Having finished off the temples fairly quickly I decided just to spend the day wandering about. I came across the Chinatown Heritage Center and decided to check it out. No photos were allowed so no pictures. I met a girl from the Philippines who had gotten a free ticket or something. I don't understand why but she was afraid to go in by herself and asked me to go with her. It turns out she was a java programmer and so I talked a little bit about her job, just out of curiosity. It's not so clear to me anymore but I think whatever she was working on used J2EE... yikes. Why anyone would still want to use that overly complicated architecture and technology is beyond me when there are other lightweight ways to do the same thing... but I'm getting off topic here.
The Chinatown Heritage Center was ok if you've got nothing to do. It told the story of the Chinese immigrants that came to Singapore and what their living conditions were like. I'll let you guess.... yep, not so good. I think I probably had the most fun checking out their replica toilets from the old days. It was about the size of a portapotty but made of..... concrete or stone... something heavy. Anyway you stood on a platform about 2-3 feet above the ground and there was a hole under you. I don't think you're supposed to touch it, but since nobody was around I jumped up on it and squatted just for fun. No photos for you... too bad! Maybe I didn't really do it then!
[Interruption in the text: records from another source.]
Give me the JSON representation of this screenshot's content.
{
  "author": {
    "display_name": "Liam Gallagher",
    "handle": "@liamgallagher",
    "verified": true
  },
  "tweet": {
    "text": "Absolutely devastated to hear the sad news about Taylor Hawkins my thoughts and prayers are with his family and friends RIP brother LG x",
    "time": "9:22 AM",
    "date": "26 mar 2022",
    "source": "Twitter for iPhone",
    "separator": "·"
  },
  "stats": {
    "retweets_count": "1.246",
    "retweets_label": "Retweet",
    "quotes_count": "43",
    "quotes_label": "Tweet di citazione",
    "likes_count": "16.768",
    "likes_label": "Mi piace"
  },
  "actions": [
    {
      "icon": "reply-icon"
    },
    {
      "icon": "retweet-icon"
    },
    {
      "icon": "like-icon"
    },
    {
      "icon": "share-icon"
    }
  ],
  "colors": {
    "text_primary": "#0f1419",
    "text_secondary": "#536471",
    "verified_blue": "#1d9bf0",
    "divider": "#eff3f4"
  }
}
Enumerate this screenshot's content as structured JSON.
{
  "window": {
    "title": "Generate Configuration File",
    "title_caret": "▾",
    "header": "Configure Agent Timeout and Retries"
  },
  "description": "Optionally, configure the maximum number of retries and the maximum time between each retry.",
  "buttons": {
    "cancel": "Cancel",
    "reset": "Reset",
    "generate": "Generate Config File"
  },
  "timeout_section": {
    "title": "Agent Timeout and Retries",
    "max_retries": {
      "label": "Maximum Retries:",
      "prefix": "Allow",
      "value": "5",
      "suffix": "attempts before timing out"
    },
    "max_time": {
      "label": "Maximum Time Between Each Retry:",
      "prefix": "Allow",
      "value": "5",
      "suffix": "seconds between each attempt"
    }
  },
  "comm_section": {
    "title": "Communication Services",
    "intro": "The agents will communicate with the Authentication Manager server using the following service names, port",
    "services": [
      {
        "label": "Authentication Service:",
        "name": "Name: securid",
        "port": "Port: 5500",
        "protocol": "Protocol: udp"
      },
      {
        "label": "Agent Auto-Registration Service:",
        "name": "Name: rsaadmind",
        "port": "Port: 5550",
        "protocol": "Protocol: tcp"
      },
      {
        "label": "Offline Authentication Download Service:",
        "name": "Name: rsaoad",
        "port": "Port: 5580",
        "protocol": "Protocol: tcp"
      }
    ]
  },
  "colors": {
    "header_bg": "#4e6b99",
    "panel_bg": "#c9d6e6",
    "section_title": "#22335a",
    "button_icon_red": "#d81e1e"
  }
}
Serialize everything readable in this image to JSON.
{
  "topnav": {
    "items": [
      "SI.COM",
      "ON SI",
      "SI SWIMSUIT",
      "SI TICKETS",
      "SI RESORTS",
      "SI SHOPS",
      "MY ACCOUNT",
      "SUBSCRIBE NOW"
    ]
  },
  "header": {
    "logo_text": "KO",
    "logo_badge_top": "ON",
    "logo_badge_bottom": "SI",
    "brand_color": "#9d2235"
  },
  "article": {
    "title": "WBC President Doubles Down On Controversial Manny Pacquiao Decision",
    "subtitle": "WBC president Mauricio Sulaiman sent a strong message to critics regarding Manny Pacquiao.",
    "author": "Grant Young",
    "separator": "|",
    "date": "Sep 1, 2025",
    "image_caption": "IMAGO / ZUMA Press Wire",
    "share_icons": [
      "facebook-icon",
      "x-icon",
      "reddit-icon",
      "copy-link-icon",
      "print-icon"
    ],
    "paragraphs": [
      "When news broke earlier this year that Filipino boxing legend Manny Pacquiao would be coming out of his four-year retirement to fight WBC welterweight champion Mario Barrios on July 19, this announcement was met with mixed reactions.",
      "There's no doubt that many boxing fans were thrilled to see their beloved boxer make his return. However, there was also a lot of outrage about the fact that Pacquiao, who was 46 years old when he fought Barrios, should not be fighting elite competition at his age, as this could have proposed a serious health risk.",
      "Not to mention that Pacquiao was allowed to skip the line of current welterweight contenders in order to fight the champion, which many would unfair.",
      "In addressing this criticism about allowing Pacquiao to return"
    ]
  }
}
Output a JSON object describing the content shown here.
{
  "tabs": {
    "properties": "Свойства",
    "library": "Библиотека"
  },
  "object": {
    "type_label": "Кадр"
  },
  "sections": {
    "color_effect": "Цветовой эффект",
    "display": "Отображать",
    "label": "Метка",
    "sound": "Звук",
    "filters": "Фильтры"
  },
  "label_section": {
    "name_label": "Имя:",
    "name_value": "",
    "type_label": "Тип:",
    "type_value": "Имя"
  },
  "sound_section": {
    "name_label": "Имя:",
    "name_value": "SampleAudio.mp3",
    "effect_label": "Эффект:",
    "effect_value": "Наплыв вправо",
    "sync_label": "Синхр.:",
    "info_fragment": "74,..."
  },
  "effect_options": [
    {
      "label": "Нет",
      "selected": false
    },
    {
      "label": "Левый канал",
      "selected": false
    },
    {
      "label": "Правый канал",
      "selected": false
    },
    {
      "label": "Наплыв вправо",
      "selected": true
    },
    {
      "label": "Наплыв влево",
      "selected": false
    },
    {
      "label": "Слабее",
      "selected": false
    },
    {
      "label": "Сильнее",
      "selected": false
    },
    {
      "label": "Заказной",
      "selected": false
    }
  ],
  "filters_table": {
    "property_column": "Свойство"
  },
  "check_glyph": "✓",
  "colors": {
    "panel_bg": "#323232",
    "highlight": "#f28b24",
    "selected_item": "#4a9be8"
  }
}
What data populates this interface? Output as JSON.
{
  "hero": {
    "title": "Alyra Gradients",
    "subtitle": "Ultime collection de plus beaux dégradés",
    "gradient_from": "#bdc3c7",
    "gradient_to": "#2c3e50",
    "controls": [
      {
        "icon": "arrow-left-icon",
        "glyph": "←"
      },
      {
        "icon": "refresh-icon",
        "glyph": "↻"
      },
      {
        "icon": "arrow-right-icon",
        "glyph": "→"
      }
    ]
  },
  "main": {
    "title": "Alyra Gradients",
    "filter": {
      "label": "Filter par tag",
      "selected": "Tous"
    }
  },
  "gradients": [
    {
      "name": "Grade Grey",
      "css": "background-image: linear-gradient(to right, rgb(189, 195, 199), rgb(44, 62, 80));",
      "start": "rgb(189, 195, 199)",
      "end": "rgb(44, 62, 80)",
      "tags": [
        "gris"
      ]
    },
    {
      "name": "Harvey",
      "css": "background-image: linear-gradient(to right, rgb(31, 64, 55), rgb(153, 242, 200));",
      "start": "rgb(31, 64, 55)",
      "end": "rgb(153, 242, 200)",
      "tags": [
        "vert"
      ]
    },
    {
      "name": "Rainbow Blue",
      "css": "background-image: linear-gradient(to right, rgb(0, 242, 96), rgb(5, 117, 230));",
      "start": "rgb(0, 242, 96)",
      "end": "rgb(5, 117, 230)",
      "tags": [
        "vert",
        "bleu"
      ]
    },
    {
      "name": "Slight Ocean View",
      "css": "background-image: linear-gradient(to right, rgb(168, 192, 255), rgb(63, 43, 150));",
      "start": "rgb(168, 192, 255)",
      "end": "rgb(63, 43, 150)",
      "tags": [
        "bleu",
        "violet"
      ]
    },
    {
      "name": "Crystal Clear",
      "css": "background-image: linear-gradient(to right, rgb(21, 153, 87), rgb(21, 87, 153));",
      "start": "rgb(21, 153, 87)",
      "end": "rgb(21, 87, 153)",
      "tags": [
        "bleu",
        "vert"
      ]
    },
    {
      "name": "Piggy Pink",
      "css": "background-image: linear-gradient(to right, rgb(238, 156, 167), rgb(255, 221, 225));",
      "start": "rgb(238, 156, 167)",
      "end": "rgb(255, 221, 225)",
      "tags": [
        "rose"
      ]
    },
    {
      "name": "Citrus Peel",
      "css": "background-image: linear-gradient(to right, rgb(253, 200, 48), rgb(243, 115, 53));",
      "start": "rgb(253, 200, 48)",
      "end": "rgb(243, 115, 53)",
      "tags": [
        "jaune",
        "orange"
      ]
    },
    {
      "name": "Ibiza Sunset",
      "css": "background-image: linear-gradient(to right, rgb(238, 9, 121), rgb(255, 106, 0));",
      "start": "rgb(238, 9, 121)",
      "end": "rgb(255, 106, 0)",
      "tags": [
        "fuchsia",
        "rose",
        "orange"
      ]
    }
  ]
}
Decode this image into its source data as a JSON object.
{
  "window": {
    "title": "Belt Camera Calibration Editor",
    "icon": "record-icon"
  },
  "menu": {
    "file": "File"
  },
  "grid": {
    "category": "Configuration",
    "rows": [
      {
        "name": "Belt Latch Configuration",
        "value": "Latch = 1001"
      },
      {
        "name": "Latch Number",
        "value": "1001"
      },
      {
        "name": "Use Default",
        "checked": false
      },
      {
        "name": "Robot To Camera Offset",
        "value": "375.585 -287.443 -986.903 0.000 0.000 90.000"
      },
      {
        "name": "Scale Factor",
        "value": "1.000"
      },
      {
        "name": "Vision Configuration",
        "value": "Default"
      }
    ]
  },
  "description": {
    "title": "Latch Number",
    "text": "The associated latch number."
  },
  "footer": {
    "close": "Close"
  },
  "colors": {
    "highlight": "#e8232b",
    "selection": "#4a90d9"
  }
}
A random sign I saw while walking around... I did not get any since I already had crocodile in Cambodia.

After this it was off the Esplanade again. There was some fair going on, maybe a motorcycle trade show or something so I got to snap a few pictures of import models. There wasn't much to do there, and I think I ended up eating Popeyes of all places because it was right there and I was lazy, hungry, and tired.

The Ferris Wheel at the Esplanade. It's quite expensive and I think it takes 30 minutes to go around once.

Some fair was going on, I got there just as it was ending.

Import models.
Import Models

Tired I returned back to the hostel only to find the most interesting thing I saw in Singapore. A bunch of Chinese people line dancing in front the of the Chinatown Complex in Chinatown. Yes, Line Dancing... to country music. They were really into it, and I guess they do it once a month. Quite a spectacle. Enjoy the footage.